### [Assignment]
Please show every line from the entries that carries the word "time".

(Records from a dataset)
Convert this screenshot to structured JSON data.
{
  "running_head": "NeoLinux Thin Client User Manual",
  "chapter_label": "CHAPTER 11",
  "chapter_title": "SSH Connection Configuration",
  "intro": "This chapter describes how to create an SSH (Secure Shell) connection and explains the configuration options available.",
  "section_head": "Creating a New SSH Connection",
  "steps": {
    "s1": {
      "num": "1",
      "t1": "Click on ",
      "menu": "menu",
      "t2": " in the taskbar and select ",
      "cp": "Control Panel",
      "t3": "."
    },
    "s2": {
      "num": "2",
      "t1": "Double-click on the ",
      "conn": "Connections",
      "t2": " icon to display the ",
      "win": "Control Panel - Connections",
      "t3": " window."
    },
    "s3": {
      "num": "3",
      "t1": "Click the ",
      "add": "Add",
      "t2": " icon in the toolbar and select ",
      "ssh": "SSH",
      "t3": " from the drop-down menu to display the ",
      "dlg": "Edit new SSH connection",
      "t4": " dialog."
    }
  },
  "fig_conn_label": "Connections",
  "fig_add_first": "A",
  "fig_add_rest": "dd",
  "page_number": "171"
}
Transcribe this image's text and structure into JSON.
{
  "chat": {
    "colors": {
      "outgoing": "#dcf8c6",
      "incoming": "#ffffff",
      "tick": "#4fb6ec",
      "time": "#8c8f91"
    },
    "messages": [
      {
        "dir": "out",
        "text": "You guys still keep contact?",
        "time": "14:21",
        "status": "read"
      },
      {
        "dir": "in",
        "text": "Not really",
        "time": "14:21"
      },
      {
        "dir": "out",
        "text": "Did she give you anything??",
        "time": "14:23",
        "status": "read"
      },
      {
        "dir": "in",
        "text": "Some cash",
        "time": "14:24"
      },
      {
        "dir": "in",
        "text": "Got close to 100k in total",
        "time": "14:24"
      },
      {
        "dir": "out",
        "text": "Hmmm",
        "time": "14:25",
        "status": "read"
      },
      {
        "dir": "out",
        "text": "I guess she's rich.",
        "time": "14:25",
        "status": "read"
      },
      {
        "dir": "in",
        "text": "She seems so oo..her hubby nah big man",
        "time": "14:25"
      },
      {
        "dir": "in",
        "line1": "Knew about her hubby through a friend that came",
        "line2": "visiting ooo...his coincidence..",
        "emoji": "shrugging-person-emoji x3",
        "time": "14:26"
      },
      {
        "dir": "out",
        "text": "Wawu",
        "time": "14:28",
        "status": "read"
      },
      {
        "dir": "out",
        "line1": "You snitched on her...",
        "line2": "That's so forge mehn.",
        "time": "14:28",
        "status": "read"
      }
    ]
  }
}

### [Response]
      "time": "#8c8f91"
        "time": "14:21",
        "time": "14:21"
        "time": "14:23",
        "time": "14:24"
        "time": "14:24"
        "time": "14:25",
        "time": "14:25",
        "time": "14:25"
        "time": "14:26"
        "time": "14:28",
        "time": "14:28",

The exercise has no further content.